While we hope that Covid-19 vaccines will be available to us soon, the fact is that we are going to have to learn to live with the coronavirus for some time.

It is necessary for us to plan ahead to be able to continue our socio-economic lives while adhering to the best practices in terms of physical distancing and personal hygiene.

But it is unfair for the onus on this to be only on the people. They must also be guided, protected and facilitated by wise policies and decisive leadership, including in education. Unfortunately, neither has been forthcoming from the PN Government.

What the Ministry of Education has basically done is postpone everything and ask everyone to wait for details. This approach, as usual for this administration, is short on substance and empathy.

Take for instance the SPM, which are now scheduled to begin on 22 February 2020, while STPM will begin on 8 March 2020. Universty intakes, are ostensibly still supposed to happen in September.

Normally, SPM and STPM results are released in February or March and the Unit Pengambilan Universiti (UPU) usually needs around 5 months to process results for the university intake.

Now however, the SPM and STPM will end in March 2021. This means the papers will need to be marked, tabulated and reviewed, as well as results set and endorsed in less than three months—by June earliest.

This leaves July for UPU to input the results into their system and August for the students to apply to get their results in September. We must not forget that this is the same time UPU will be dealing with applicants from matriculation and foundation courses.

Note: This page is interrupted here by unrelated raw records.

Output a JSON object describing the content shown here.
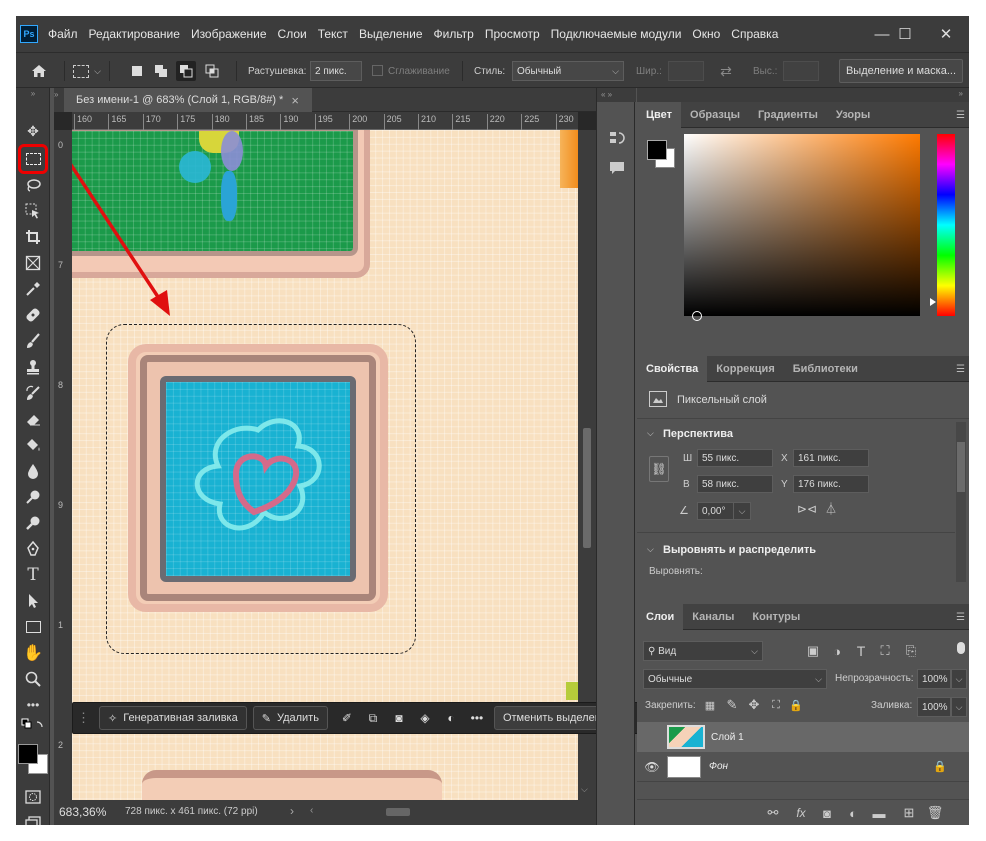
{
  "app": {
    "logo": "Ps"
  },
  "menu": [
    "Файл",
    "Редактирование",
    "Изображение",
    "Слои",
    "Текст",
    "Выделение",
    "Фильтр",
    "Просмотр",
    "Подключаемые модули",
    "Окно",
    "Справка"
  ],
  "window": {
    "minimize": "—",
    "maximize": "☐",
    "close": "✕"
  },
  "options": {
    "feather_label": "Растушевка:",
    "feather_value": "2 пикс.",
    "antialias_label": "Сглаживание",
    "style_label": "Стиль:",
    "style_value": "Обычный",
    "width_label": "Шир.:",
    "height_label": "Выс.:",
    "select_mask_btn": "Выделение и маска..."
  },
  "document": {
    "tab_title": "Без имени-1 @ 683% (Слой 1, RGB/8#) *",
    "tab_close": "×",
    "ruler_marks": [
      "160",
      "165",
      "170",
      "175",
      "180",
      "185",
      "190",
      "195",
      "200",
      "205",
      "210",
      "215",
      "220",
      "225",
      "230"
    ],
    "left_ruler_marks": [
      "0",
      "7",
      "8",
      "9",
      "1",
      "2"
    ],
    "zoom": "683,36%",
    "doc_info": "728 пикс. x 461 пикс. (72 ppi)"
  },
  "context_bar": {
    "generative_fill": "Генеративная заливка",
    "remove": "Удалить",
    "deselect": "Отменить выделение",
    "more": "•••"
  },
  "color_panel": {
    "tabs": [
      "Цвет",
      "Образцы",
      "Градиенты",
      "Узоры"
    ],
    "fg": "#000000",
    "bg": "#ffffff"
  },
  "properties": {
    "tabs": [
      "Свойства",
      "Коррекция",
      "Библиотеки"
    ],
    "layer_type": "Пиксельный слой",
    "transform_title": "Перспектива",
    "w_label": "Ш",
    "w_value": "55 пикс.",
    "h_label": "В",
    "h_value": "58 пикс.",
    "x_label": "X",
    "x_value": "161 пикс.",
    "y_label": "Y",
    "y_value": "176 пикс.",
    "angle_value": "0,00°",
    "align_title": "Выровнять и распределить",
    "align_label": "Выровнять:"
  },
  "layers": {
    "tabs": [
      "Слои",
      "Каналы",
      "Контуры"
    ],
    "filter_kind": "Вид",
    "blend_mode": "Обычные",
    "opacity_label": "Непрозрачность:",
    "opacity_value": "100%",
    "lock_label": "Закрепить:",
    "fill_label": "Заливка:",
    "fill_value": "100%",
    "items": [
      {
        "name": "Слой 1"
      },
      {
        "name": "Фон"
      }
    ]
  }
}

This won’t be workable without using new or innovative technology for the marking of exams, releasing of results and student applications for universities.

Current systems will not be able to handle this unless the date for university intakes are postponed as the exams have.

But I don’t just want to focus on recriminations. Here are some solutions the Ministry should adopt to help students and teachers cope with the upheaval.

1. The Ministry should convene a special taskforce with stakeholders and experts both from within and outside government to come up with a streamlined version of the SPM and STPM.

2. It should cancel all coursework requirements for the 2020/2021 and 2021 SPM batches except for where practical knowledge is critical like vocational subjects.

3. Identify which parts of the curriculum must be taught face-to-face and which can be done online.

For the latter, content development for online teaching and learning should be organised. The Ministry’s Bahagian Teknologi Pendidikan can help. Also, subjects that can be assessed or even tested for SPM online should be done so.

4. Freeze the transfer of all exam personnel in the Ministry, especially the Lembaga Peperiksaan, Majlis Peperiksaan and at the state education levels until both the SPM and STPM 2020/2021 and 2021 are settled.

5. The Jemaah Nazir should also work with schools to help organise classes or even go to the ground and teach—with all the usual SOPs of course. As I raised in the PH meeting with MOF on the 2021 Budget, we should also recruit interim teachers to assist full-timers with face-to-face and online learning.

Partnerships can also be formed with private training and technology companies for tech solutions and innovations in accelerated learning to help both teachers and students.

6. The UPU is also need of an upgrade to shorten the time needed to process applications and to ensure that it can handle the many tens of thousands that likely will be applying at the same time.

7. We also have to realise that the current batch of school students—the youngest members of the “Covid Generation”, will probably need monitoring and help for a long time to come.

The government should, for a start, increase capacity for matriculation and Form Six for the near future. This is to help better prepare Covid Generation students who have essentially missed a year of school for tertiary education.

For diploma courses, colleges and universities must consider introducing pre-tertiary course of studies (at minimum cost) to help both SPM and STPM batches catch up with the required knowledge in their related field.

I truly hope the Ministry of Education will consider these measures.

It goes beyond politics—it’s the future of a significant portion of young Malaysians, and thereby, the country itself, that is at stake.